Gaining a better understanding is our ultimate ‘goal’
09:43 17 February 2017
More research needed before judging the safety of heading balls, says Nick Conrad
Norwich City legend Iwan Roberts has waded into the debate over children heading footballs. The former Canaries’ striker has suggested that Under 10s should be restricted from engaging in ‘aerial activity’ during kickabouts. I guess it stands to reason that a spherical object hurtling towards you might cause more than just a headache?
A chorus of commentators have chimed in with various views on both sides. I’ve spent the last eighteen months campaigning about issues surrounding Dementia in Norfolk – but I echo the views of healthcare professionals who are asking for more research to be undertaken.
Frankly, I’m not qualified to pass judgement, I have no medical training and my football ‘career’ was very amateur! This report, which cites preliminary evidence, suggests that repeated blows to the head during a footballer’s professional career ‘may’ be linked to long-term brain damage. Worryingly, they claim playing the beautiful game might increase your chances of being diagnosed with dementia later in life.

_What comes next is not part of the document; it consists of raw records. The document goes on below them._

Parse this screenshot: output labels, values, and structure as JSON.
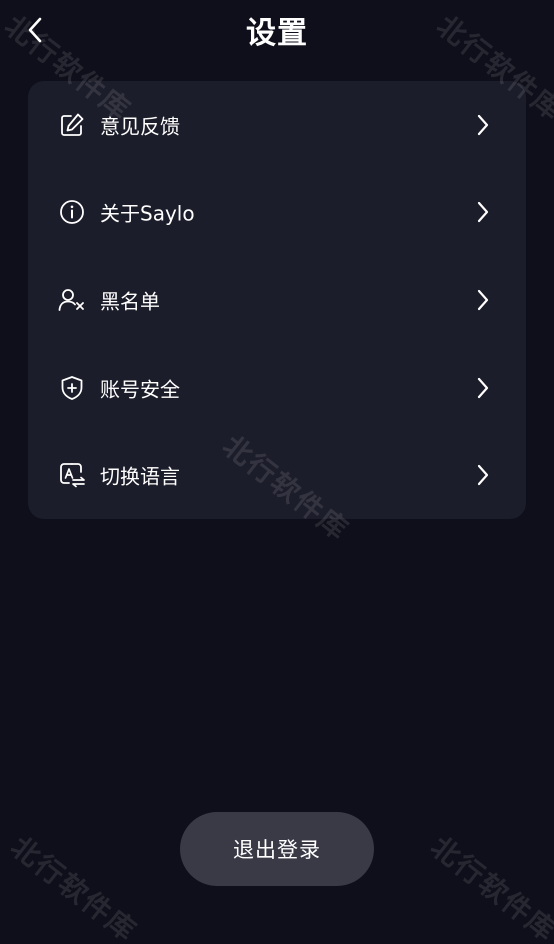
{
  "header": {
    "title": "设置",
    "back_icon": "chevron-left-icon"
  },
  "settings": {
    "items": [
      {
        "label": "意见反馈",
        "icon": "edit-icon"
      },
      {
        "label": "关于Saylo",
        "icon": "info-icon"
      },
      {
        "label": "黑名单",
        "icon": "user-block-icon"
      },
      {
        "label": "账号安全",
        "icon": "shield-plus-icon"
      },
      {
        "label": "切换语言",
        "icon": "translate-icon"
      }
    ]
  },
  "logout": {
    "label": "退出登录"
  },
  "watermark": {
    "text": "北行软件库"
  },
  "colors": {
    "background": "#0e0f1a",
    "card": "#1c1d2a",
    "button": "#3a3a47",
    "text": "#ffffff"
  }
}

The report is measured and evidenced based.
Here comes the raw science - Researchers from University College London and Cardiff University examined the brains of five people who had been professional footballers and one who had been a committed amateur throughout his life. They had played football for an average of 26 years and all six went on to develop dementia in their 60s. While performing post mortem examinations, scientists found signs of brain injury in four cases. This kind of condition is linked to memory loss, depression and dementia and has been seen in other contact sports such as boxing.
What is unhelpful is sensational reporting which will worry every parent whose child enjoys a trip down the park. So much is fantastically positive about the ‘jumpers for goalposts’ mentality. Do the benefits far outweigh the negatives? Context is key when reading this report. Even the authors of the findings would warn that this is work in progress. The media, myself included, can overhype public health reports playing on our fears.

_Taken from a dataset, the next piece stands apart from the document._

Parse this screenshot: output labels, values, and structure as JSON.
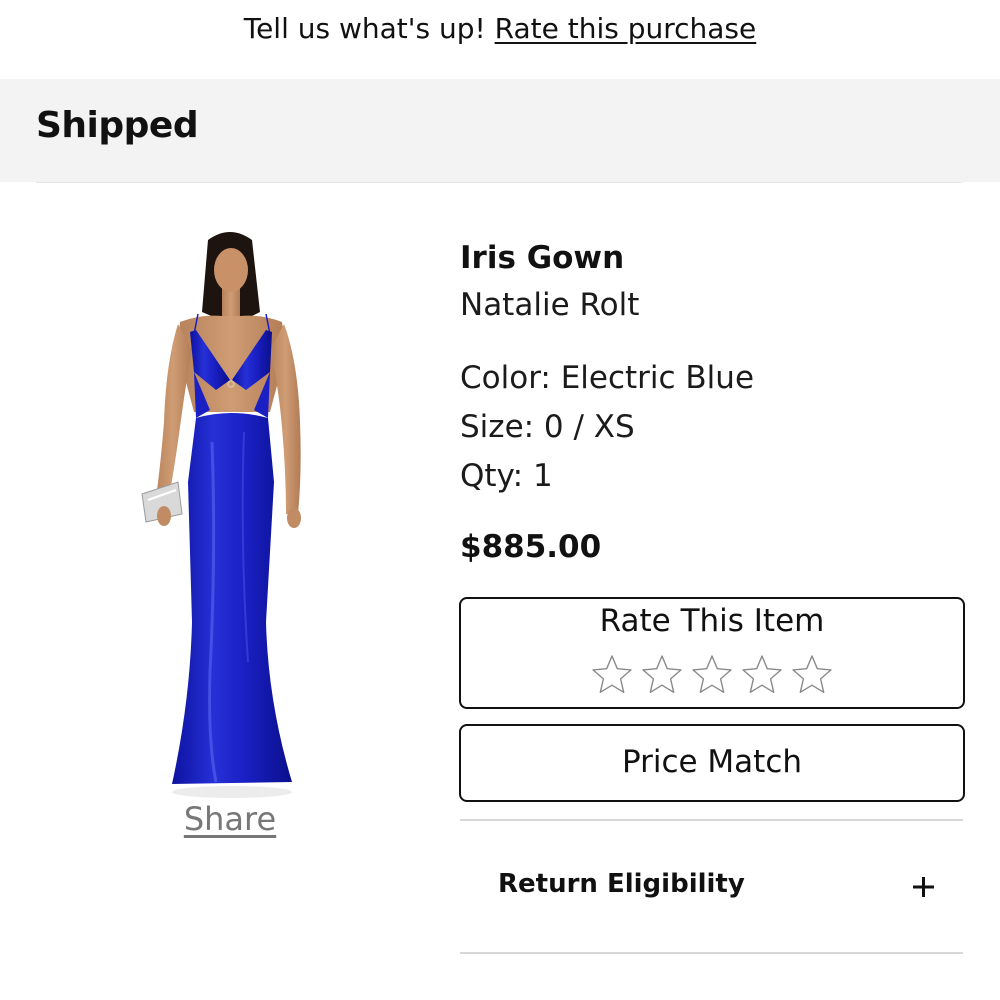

The Football Association welcomed the study and said research was particularly needed to find out whether degenerative brain disease is more common in ex-footballers. They need to undertake wider studies looking at the structure of the ball and the speed at which the game is played. The heavier balls of yesteryear might be a big part of the problem.

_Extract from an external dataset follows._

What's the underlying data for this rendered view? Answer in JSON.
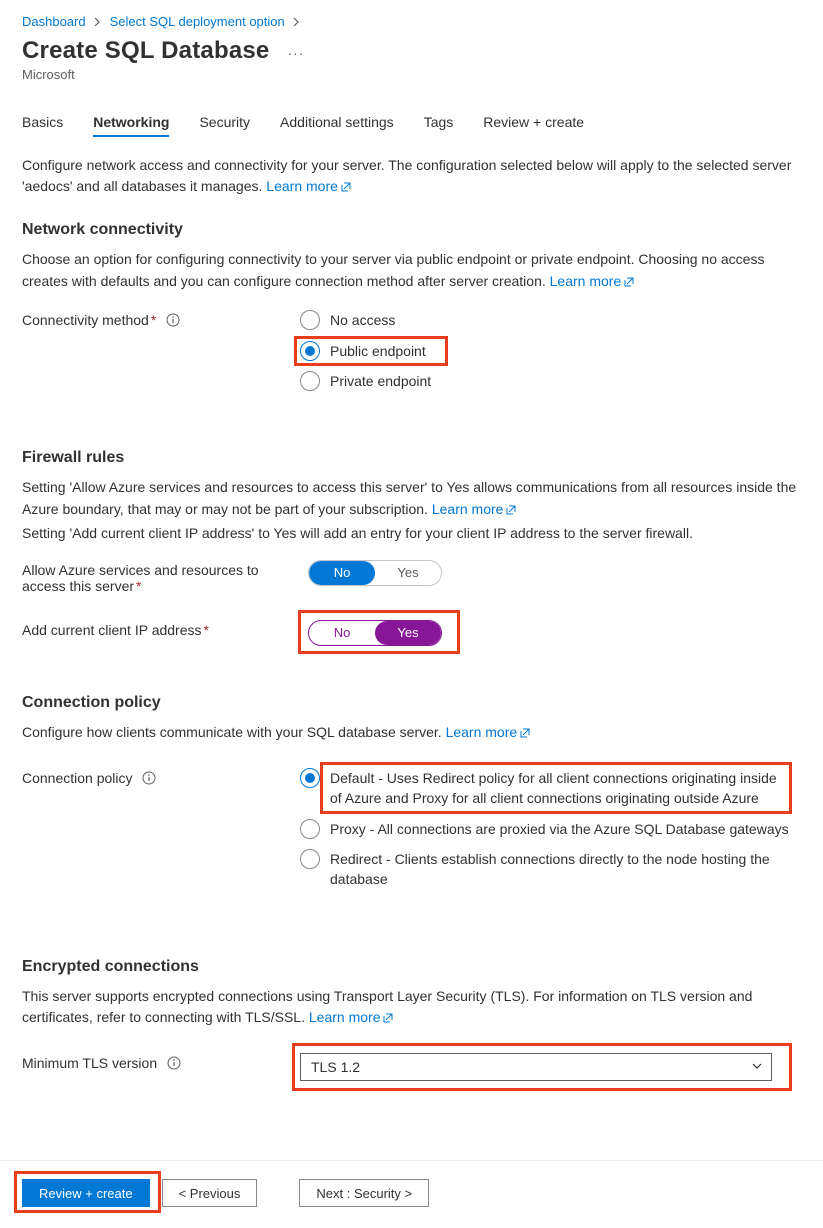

Should wider research provide a robust evidence base that the game needs to be adapted to preclude heading then the required changes should be made for children. We often accuse ‘red tape’ and parents of wrapping up youngster in cotton wool. If the science is there maybe it would be wise, in this case, to listen. I haven’t got a clue what this means for the adult game. A football match played, without the ability to head the ball, is a strange prospect – and one I would hardly welcome. It would fundamentally change the game. I envisage a futuristic scenario where each player has to sign a disclaimer - accepting the risk.
So for mums and dads reading this and worrying –try not to. The risk of dementia increases with age. We can’t be sure that these footballers wouldn’t have developed Alzheimer’s disease even if they hadn’t played football.
The most pressing question is now to find out if dementia is more common in footballers than in the normal population. Like everyone else who loves the beautiful game, or who cares about our children’s welfare, or dementia care – gaining a better understanding is our ultimate ‘goal’.